§ **What to do**: Your answer must be every line of the data that holds the string "this".

Segment Open

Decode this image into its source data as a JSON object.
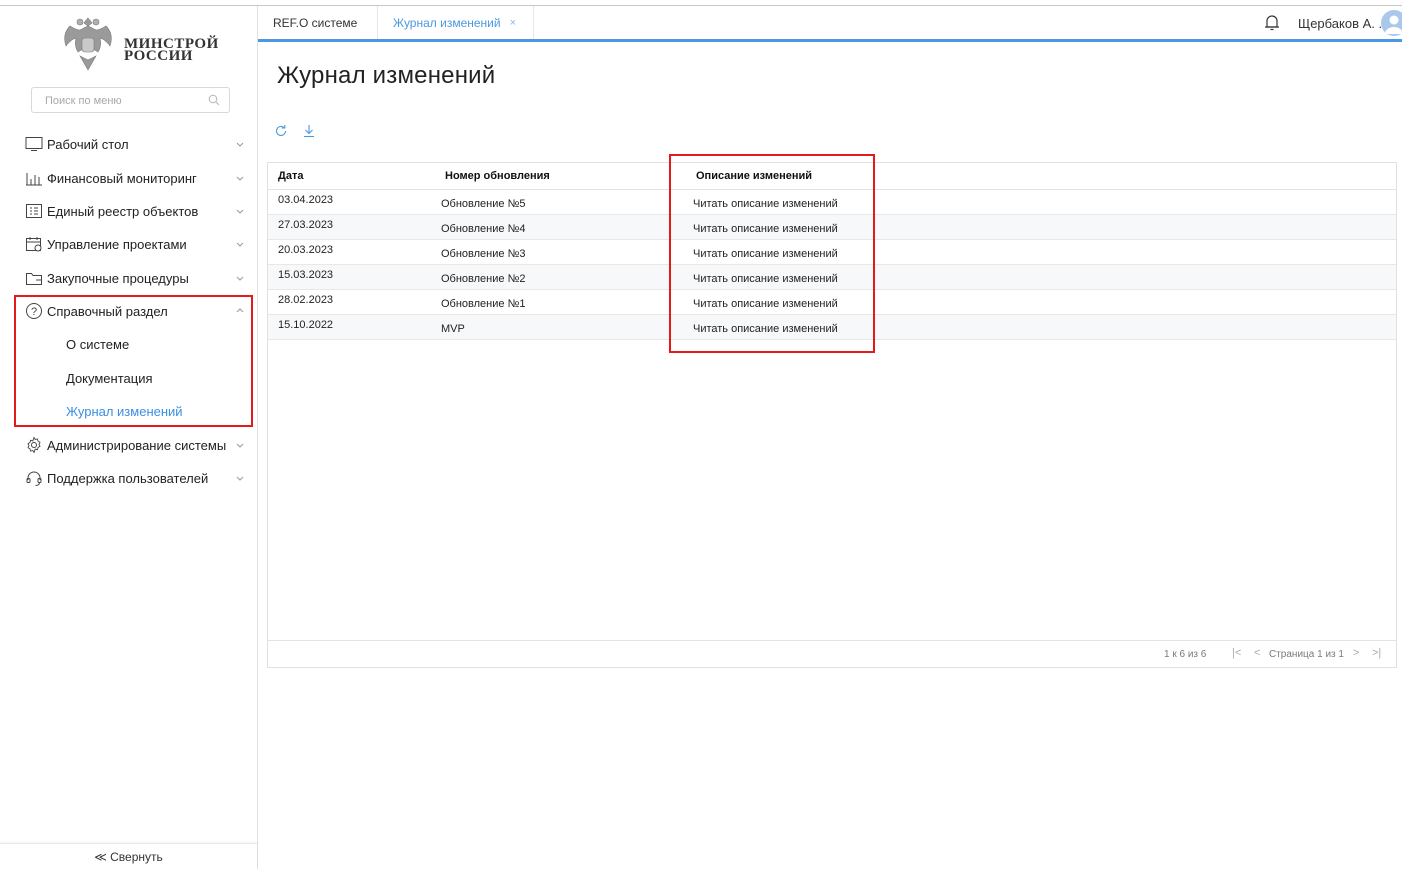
{
  "logo": {
    "line1": "МИНСТРОЙ",
    "line2": "РОССИИ"
  },
  "search": {
    "placeholder": "Поиск по меню"
  },
  "sidebar": {
    "items": [
      {
        "label": "Рабочий стол",
        "icon": "desktop-icon"
      },
      {
        "label": "Финансовый мониторинг",
        "icon": "bar-chart-icon"
      },
      {
        "label": "Единый реестр объектов",
        "icon": "registry-icon"
      },
      {
        "label": "Управление проектами",
        "icon": "calendar-icon"
      },
      {
        "label": "Закупочные процедуры",
        "icon": "folder-icon"
      },
      {
        "label": "Справочный раздел",
        "icon": "help-icon",
        "expanded": true,
        "children": [
          {
            "label": "О системе"
          },
          {
            "label": "Документация"
          },
          {
            "label": "Журнал изменений",
            "active": true
          }
        ]
      },
      {
        "label": "Администрирование системы",
        "icon": "gear-icon"
      },
      {
        "label": "Поддержка пользователей",
        "icon": "headset-icon"
      }
    ],
    "collapse_label": "≪ Свернуть"
  },
  "tabs": [
    {
      "label": "REF.О системе"
    },
    {
      "label": "Журнал изменений",
      "active": true,
      "close": "×"
    }
  ],
  "user": {
    "name": "Щербаков А. ..."
  },
  "page": {
    "title": "Журнал изменений"
  },
  "table": {
    "headers": {
      "date": "Дата",
      "update": "Номер обновления",
      "description": "Описание изменений"
    },
    "rows": [
      {
        "date": "03.04.2023",
        "update": "Обновление №5",
        "description": "Читать описание изменений"
      },
      {
        "date": "27.03.2023",
        "update": "Обновление №4",
        "description": "Читать описание изменений"
      },
      {
        "date": "20.03.2023",
        "update": "Обновление №3",
        "description": "Читать описание изменений"
      },
      {
        "date": "15.03.2023",
        "update": "Обновление №2",
        "description": "Читать описание изменений"
      },
      {
        "date": "28.02.2023",
        "update": "Обновление №1",
        "description": "Читать описание изменений"
      },
      {
        "date": "15.10.2022",
        "update": "MVP",
        "description": "Читать описание изменений"
      }
    ],
    "footer": {
      "range": "1 к 6 из 6",
      "first": "|<",
      "prev": "<",
      "page": "Страница 1 из 1",
      "next": ">",
      "last": ">|"
    }
  },
  "colors": {
    "accent": "#4a98e0",
    "highlight": "#e21a1a"
  }
}
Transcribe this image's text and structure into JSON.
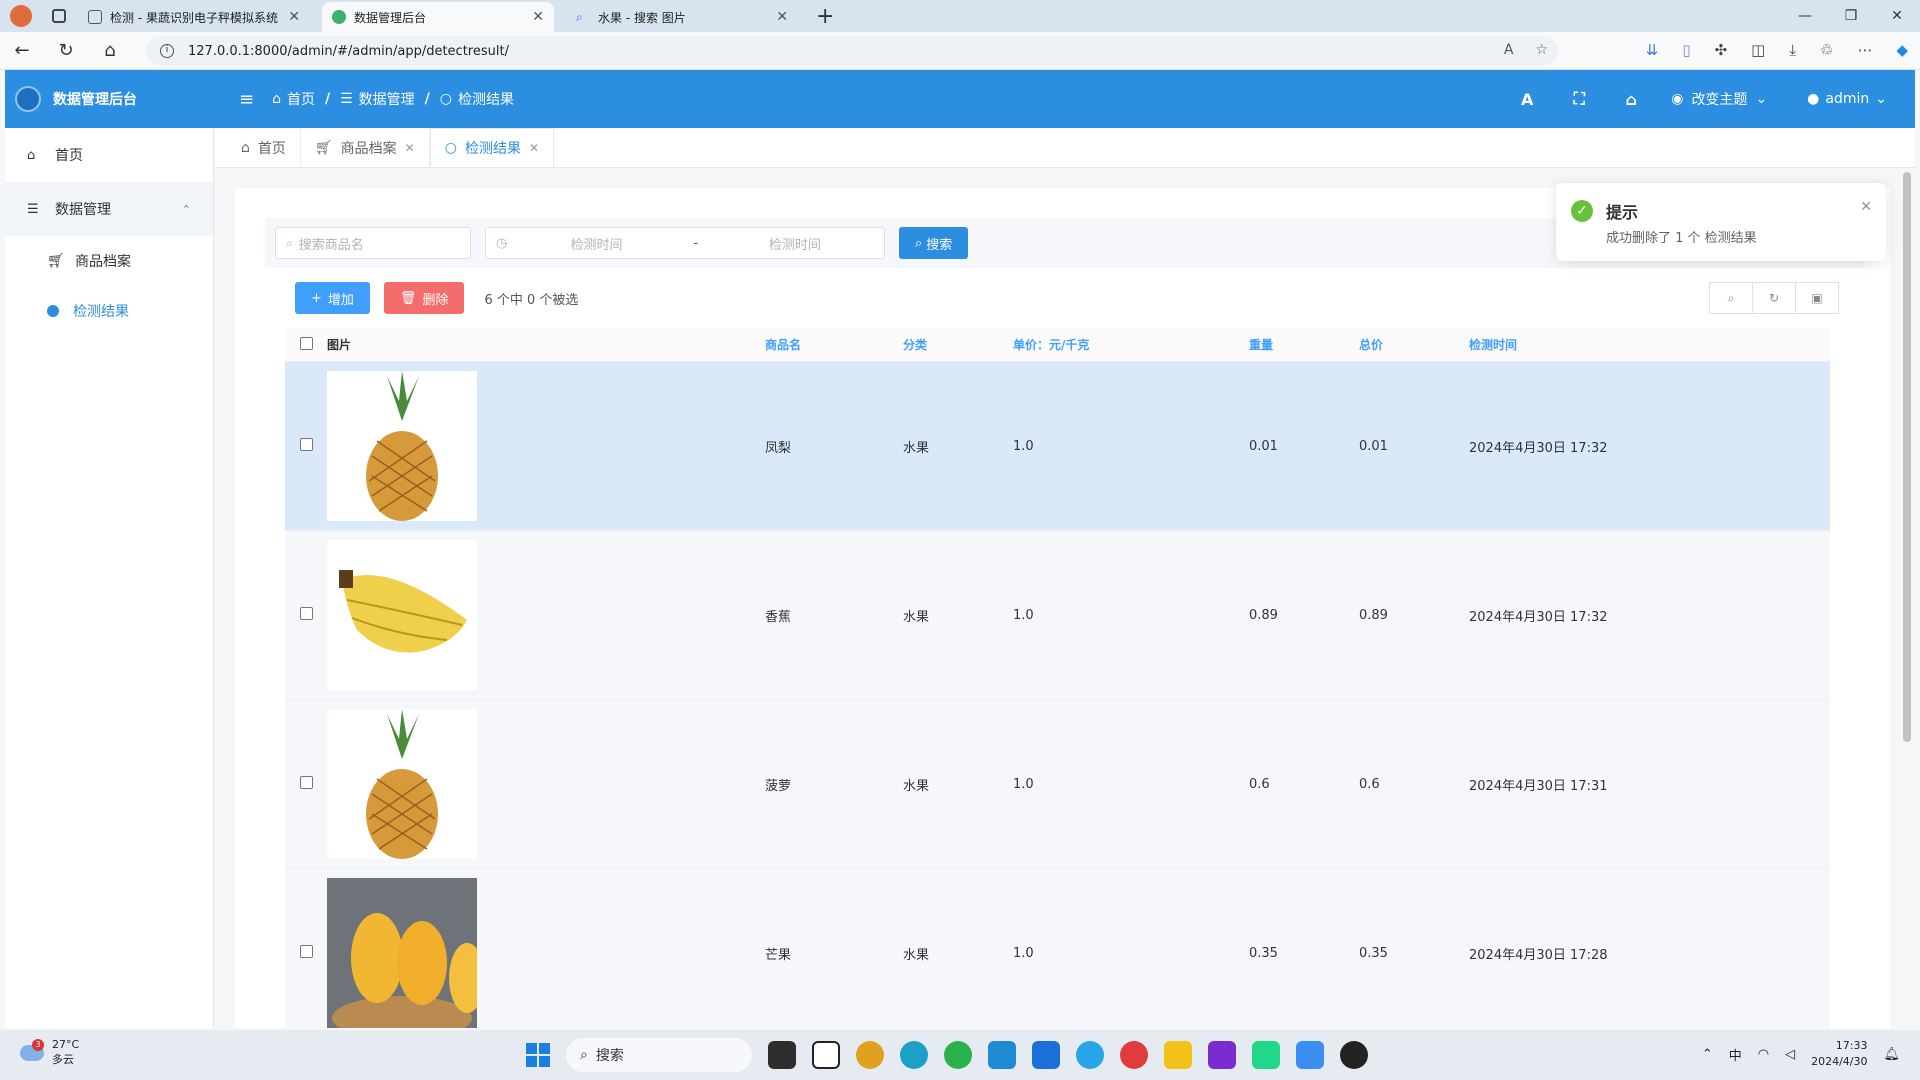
{
  "browser": {
    "tabs": [
      {
        "title": "检测 - 果蔬识别电子秤模拟系统",
        "active": false
      },
      {
        "title": "数据管理后台",
        "active": true
      },
      {
        "title": "水果 - 搜索 图片",
        "active": false
      }
    ],
    "url": "127.0.0.1:8000/admin/#/admin/app/detectresult/"
  },
  "header": {
    "brand": "数据管理后台",
    "breadcrumb": [
      "首页",
      "数据管理",
      "检测结果"
    ],
    "theme_label": "改变主题",
    "user": "admin",
    "accent": "#2c8ee0"
  },
  "sidebar": {
    "home": "首页",
    "group": "数据管理",
    "items": [
      {
        "label": "商品档案",
        "active": false
      },
      {
        "label": "检测结果",
        "active": true
      }
    ]
  },
  "page_tabs": [
    {
      "label": "首页",
      "closable": false,
      "active": false
    },
    {
      "label": "商品档案",
      "closable": true,
      "active": false
    },
    {
      "label": "检测结果",
      "closable": true,
      "active": true
    }
  ],
  "search": {
    "name_placeholder": "搜索商品名",
    "date_start_placeholder": "检测时间",
    "date_separator": "-",
    "date_end_placeholder": "检测时间",
    "button": "搜索"
  },
  "actions": {
    "add": "增加",
    "delete": "删除",
    "selection_info": "6 个中 0 个被选"
  },
  "table": {
    "headers": {
      "image": "图片",
      "name": "商品名",
      "category": "分类",
      "price": "单价：元/千克",
      "weight": "重量",
      "total": "总价",
      "time": "检测时间"
    },
    "rows": [
      {
        "image": "pineapple",
        "name": "凤梨",
        "category": "水果",
        "price": "1.0",
        "weight": "0.01",
        "total": "0.01",
        "time": "2024年4月30日 17:32"
      },
      {
        "image": "banana",
        "name": "香蕉",
        "category": "水果",
        "price": "1.0",
        "weight": "0.89",
        "total": "0.89",
        "time": "2024年4月30日 17:32"
      },
      {
        "image": "pineapple",
        "name": "菠萝",
        "category": "水果",
        "price": "1.0",
        "weight": "0.6",
        "total": "0.6",
        "time": "2024年4月30日 17:31"
      },
      {
        "image": "mango",
        "name": "芒果",
        "category": "水果",
        "price": "1.0",
        "weight": "0.35",
        "total": "0.35",
        "time": "2024年4月30日 17:28"
      }
    ]
  },
  "toast": {
    "title": "提示",
    "message": "成功删除了 1 个 检测结果"
  },
  "taskbar": {
    "weather_temp": "27°C",
    "weather_desc": "多云",
    "weather_badge": "3",
    "search": "搜索",
    "ime": "中",
    "time": "17:33",
    "date": "2024/4/30"
  }
}
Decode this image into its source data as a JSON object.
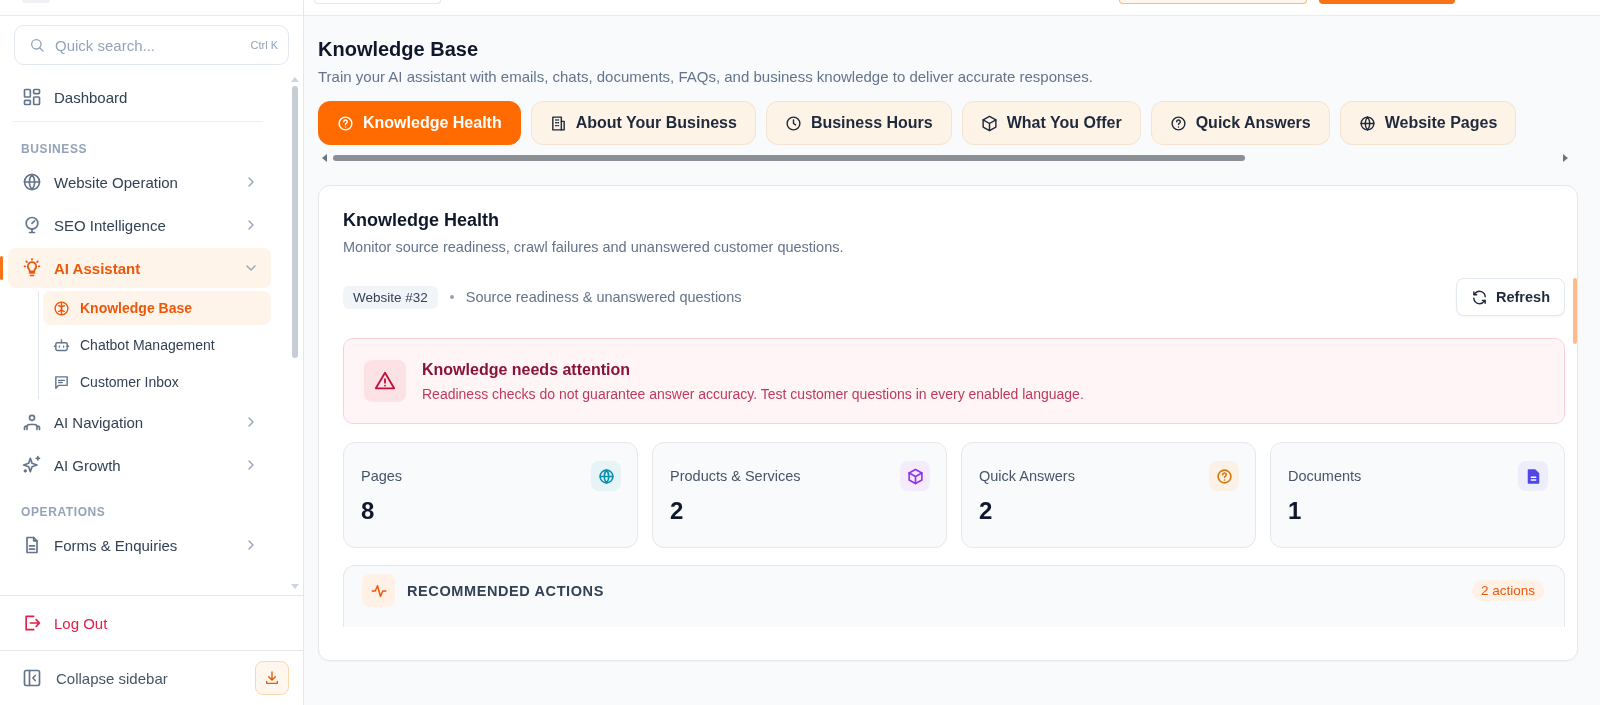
{
  "sidebar": {
    "search": {
      "placeholder": "Quick search...",
      "shortcut": "Ctrl K"
    },
    "nav": [
      {
        "kind": "item",
        "label": "Dashboard",
        "selected": false
      },
      {
        "kind": "section",
        "label": "BUSINESS"
      },
      {
        "kind": "item",
        "label": "Website Operation",
        "selected": false,
        "expanded": false
      },
      {
        "kind": "item",
        "label": "SEO Intelligence",
        "selected": false,
        "expanded": false
      },
      {
        "kind": "item",
        "label": "AI Assistant",
        "selected": true,
        "expanded": true,
        "children": [
          {
            "label": "Knowledge Base",
            "selected": true
          },
          {
            "label": "Chatbot Management",
            "selected": false
          },
          {
            "label": "Customer Inbox",
            "selected": false
          }
        ]
      },
      {
        "kind": "item",
        "label": "AI Navigation",
        "selected": false,
        "expanded": false
      },
      {
        "kind": "item",
        "label": "AI Growth",
        "selected": false,
        "expanded": false
      },
      {
        "kind": "section",
        "label": "OPERATIONS"
      },
      {
        "kind": "item",
        "label": "Forms & Enquiries",
        "selected": false,
        "expanded": false
      }
    ],
    "logout": "Log Out",
    "collapse": "Collapse sidebar"
  },
  "page": {
    "title": "Knowledge Base",
    "subtitle": "Train your AI assistant with emails, chats, documents, FAQs, and business knowledge to deliver accurate responses.",
    "tabs": [
      {
        "label": "Knowledge Health",
        "selected": true
      },
      {
        "label": "About Your Business",
        "selected": false
      },
      {
        "label": "Business Hours",
        "selected": false
      },
      {
        "label": "What You Offer",
        "selected": false
      },
      {
        "label": "Quick Answers",
        "selected": false
      },
      {
        "label": "Website Pages",
        "selected": false
      }
    ]
  },
  "card": {
    "title": "Knowledge Health",
    "description": "Monitor source readiness, crawl failures and unanswered customer questions.",
    "website": "Website #32",
    "meta": "Source readiness & unanswered questions",
    "refresh": "Refresh",
    "alert": {
      "title": "Knowledge needs attention",
      "message": "Readiness checks do not guarantee answer accuracy. Test customer questions in every enabled language."
    },
    "stats": [
      {
        "label": "Pages",
        "value": "8",
        "color": "#0891b2"
      },
      {
        "label": "Products & Services",
        "value": "2",
        "color": "#9333ea"
      },
      {
        "label": "Quick Answers",
        "value": "2",
        "color": "#d97706"
      },
      {
        "label": "Documents",
        "value": "1",
        "color": "#4f46e5"
      }
    ],
    "recommended": {
      "title": "RECOMMENDED ACTIONS",
      "count": "2 actions"
    }
  }
}
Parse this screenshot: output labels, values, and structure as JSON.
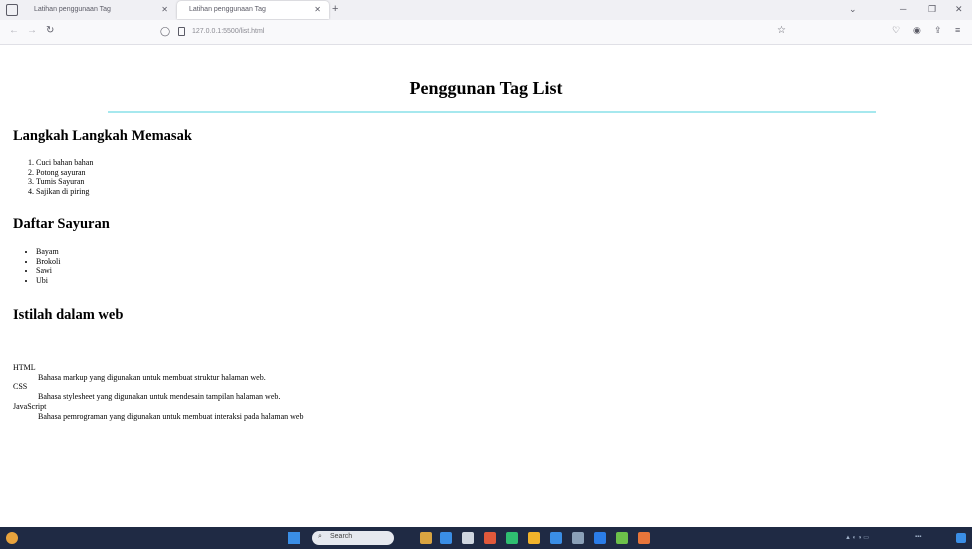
{
  "browser": {
    "tabs": [
      {
        "label": "Latihan penggunaan Tag"
      },
      {
        "label": "Latihan penggunaan Tag"
      }
    ],
    "url": "127.0.0.1:5500/list.html"
  },
  "page": {
    "title": "Penggunan Tag List",
    "rule_color": "#a6e8ee",
    "sections": [
      {
        "heading": "Langkah Langkah Memasak",
        "items": [
          "Cuci bahan bahan",
          "Potong sayuran",
          "Tumis Sayuran",
          "Sajikan di piring"
        ]
      },
      {
        "heading": "Daftar Sayuran",
        "items": [
          "Bayam",
          "Brokoli",
          "Sawi",
          "Ubi"
        ]
      },
      {
        "heading": "Istilah dalam web",
        "terms": [
          {
            "term": "HTML",
            "desc": "Bahasa markup yang digunakan untuk membuat struktur halaman web."
          },
          {
            "term": "CSS",
            "desc": "Bahasa stylesheet yang digunakan untuk mendesain tampilan halaman web."
          },
          {
            "term": "JavaScript",
            "desc": "Bahasa pemrograman yang digunakan untuk membuat interaksi pada halaman web"
          }
        ]
      }
    ]
  },
  "taskbar": {
    "search_label": "Search"
  }
}
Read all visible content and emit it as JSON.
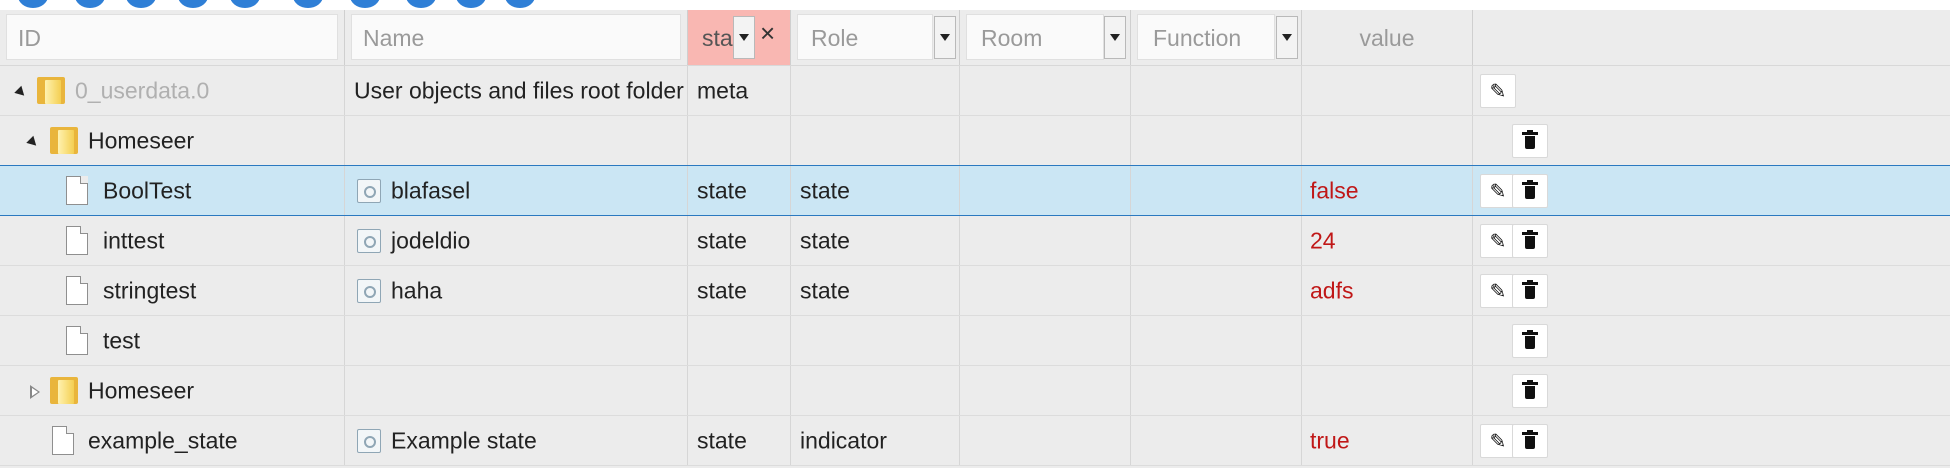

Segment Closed

§ **Exercise result**:
Decode this image into its source data as a JSON object.
Transcribe this image's text and structure into JSON.
Decode this image into its source data as a JSON object.
Parse this screenshot: output labels, values, and structure as JSON.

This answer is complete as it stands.